-- Dataset content follows --
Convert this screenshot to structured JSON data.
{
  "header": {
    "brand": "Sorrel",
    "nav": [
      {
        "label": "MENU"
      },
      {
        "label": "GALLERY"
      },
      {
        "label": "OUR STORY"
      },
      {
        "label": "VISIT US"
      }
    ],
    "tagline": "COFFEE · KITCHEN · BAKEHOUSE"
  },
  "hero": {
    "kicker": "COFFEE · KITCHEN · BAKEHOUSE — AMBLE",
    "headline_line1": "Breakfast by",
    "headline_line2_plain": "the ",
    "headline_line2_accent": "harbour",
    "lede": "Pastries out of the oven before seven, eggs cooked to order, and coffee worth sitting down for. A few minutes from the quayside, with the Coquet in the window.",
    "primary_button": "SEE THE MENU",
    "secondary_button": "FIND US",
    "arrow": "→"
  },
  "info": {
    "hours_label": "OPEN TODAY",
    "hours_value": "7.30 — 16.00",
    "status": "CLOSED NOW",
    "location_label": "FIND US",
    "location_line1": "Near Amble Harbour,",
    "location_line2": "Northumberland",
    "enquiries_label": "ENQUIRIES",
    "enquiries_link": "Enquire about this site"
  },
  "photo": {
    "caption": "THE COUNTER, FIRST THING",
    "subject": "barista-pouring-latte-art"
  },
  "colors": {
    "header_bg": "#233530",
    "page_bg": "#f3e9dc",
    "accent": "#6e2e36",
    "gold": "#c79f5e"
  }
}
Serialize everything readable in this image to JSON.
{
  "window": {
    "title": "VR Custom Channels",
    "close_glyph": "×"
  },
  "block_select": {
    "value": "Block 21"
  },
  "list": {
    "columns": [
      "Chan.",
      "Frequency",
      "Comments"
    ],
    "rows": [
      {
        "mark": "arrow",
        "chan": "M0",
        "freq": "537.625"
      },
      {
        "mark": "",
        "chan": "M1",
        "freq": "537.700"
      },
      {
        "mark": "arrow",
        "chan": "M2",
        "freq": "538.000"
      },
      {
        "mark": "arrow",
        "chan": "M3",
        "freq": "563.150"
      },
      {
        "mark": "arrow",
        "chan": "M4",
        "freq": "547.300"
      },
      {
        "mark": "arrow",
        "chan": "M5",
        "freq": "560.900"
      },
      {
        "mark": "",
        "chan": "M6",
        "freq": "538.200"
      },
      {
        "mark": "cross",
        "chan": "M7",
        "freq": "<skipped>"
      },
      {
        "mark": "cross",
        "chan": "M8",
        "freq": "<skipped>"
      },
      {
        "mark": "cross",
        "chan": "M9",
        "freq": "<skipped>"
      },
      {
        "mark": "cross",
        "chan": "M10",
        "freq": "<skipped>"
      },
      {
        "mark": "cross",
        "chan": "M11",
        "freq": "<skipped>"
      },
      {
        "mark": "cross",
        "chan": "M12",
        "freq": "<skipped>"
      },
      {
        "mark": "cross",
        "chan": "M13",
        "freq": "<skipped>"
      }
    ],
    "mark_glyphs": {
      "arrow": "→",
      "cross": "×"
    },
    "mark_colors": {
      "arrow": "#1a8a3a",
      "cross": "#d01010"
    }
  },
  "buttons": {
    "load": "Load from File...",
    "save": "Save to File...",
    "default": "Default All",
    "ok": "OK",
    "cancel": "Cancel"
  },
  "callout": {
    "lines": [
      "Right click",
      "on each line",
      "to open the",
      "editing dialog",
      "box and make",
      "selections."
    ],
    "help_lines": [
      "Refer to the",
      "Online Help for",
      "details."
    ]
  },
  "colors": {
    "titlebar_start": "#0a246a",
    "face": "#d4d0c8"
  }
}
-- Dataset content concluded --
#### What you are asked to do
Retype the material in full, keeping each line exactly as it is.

#### Result of this exercise
Convert this screenshot to structured JSON data.
{
  "header": {
    "brand": "Sorrel",
    "nav": [
      {
        "label": "MENU"
      },
      {
        "label": "GALLERY"
      },
      {
        "label": "OUR STORY"
      },
      {
        "label": "VISIT US"
      }
    ],
    "tagline": "COFFEE · KITCHEN · BAKEHOUSE"
  },
  "hero": {
    "kicker": "COFFEE · KITCHEN · BAKEHOUSE — AMBLE",
    "headline_line1": "Breakfast by",
    "headline_line2_plain": "the ",
    "headline_line2_accent": "harbour",
    "lede": "Pastries out of the oven before seven, eggs cooked to order, and coffee worth sitting down for. A few minutes from the quayside, with the Coquet in the window.",
    "primary_button": "SEE THE MENU",
    "secondary_button": "FIND US",
    "arrow": "→"
  },
  "info": {
    "hours_label": "OPEN TODAY",
    "hours_value": "7.30 — 16.00",
    "status": "CLOSED NOW",
    "location_label": "FIND US",
    "location_line1": "Near Amble Harbour,",
    "location_line2": "Northumberland",
    "enquiries_label": "ENQUIRIES",
    "enquiries_link": "Enquire about this site"
  },
  "photo": {
    "caption": "THE COUNTER, FIRST THING",
    "subject": "barista-pouring-latte-art"
  },
  "colors": {
    "header_bg": "#233530",
    "page_bg": "#f3e9dc",
    "accent": "#6e2e36",
    "gold": "#c79f5e"
  }
}
Serialize everything readable in this image to JSON.
{
  "window": {
    "title": "VR Custom Channels",
    "close_glyph": "×"
  },
  "block_select": {
    "value": "Block 21"
  },
  "list": {
    "columns": [
      "Chan.",
      "Frequency",
      "Comments"
    ],
    "rows": [
      {
        "mark": "arrow",
        "chan": "M0",
        "freq": "537.625"
      },
      {
        "mark": "",
        "chan": "M1",
        "freq": "537.700"
      },
      {
        "mark": "arrow",
        "chan": "M2",
        "freq": "538.000"
      },
      {
        "mark": "arrow",
        "chan": "M3",
        "freq": "563.150"
      },
      {
        "mark": "arrow",
        "chan": "M4",
        "freq": "547.300"
      },
      {
        "mark": "arrow",
        "chan": "M5",
        "freq": "560.900"
      },
      {
        "mark": "",
        "chan": "M6",
        "freq": "538.200"
      },
      {
        "mark": "cross",
        "chan": "M7",
        "freq": "<skipped>"
      },
      {
        "mark": "cross",
        "chan": "M8",
        "freq": "<skipped>"
      },
      {
        "mark": "cross",
        "chan": "M9",
        "freq": "<skipped>"
      },
      {
        "mark": "cross",
        "chan": "M10",
        "freq": "<skipped>"
      },
      {
        "mark": "cross",
        "chan": "M11",
        "freq": "<skipped>"
      },
      {
        "mark": "cross",
        "chan": "M12",
        "freq": "<skipped>"
      },
      {
        "mark": "cross",
        "chan": "M13",
        "freq": "<skipped>"
      }
    ],
    "mark_glyphs": {
      "arrow": "→",
      "cross": "×"
    },
    "mark_colors": {
      "arrow": "#1a8a3a",
      "cross": "#d01010"
    }
  },
  "buttons": {
    "load": "Load from File...",
    "save": "Save to File...",
    "default": "Default All",
    "ok": "OK",
    "cancel": "Cancel"
  },
  "callout": {
    "lines": [
      "Right click",
      "on each line",
      "to open the",
      "editing dialog",
      "box and make",
      "selections."
    ],
    "help_lines": [
      "Refer to the",
      "Online Help for",
      "details."
    ]
  },
  "colors": {
    "titlebar_start": "#0a246a",
    "face": "#d4d0c8"
  }
}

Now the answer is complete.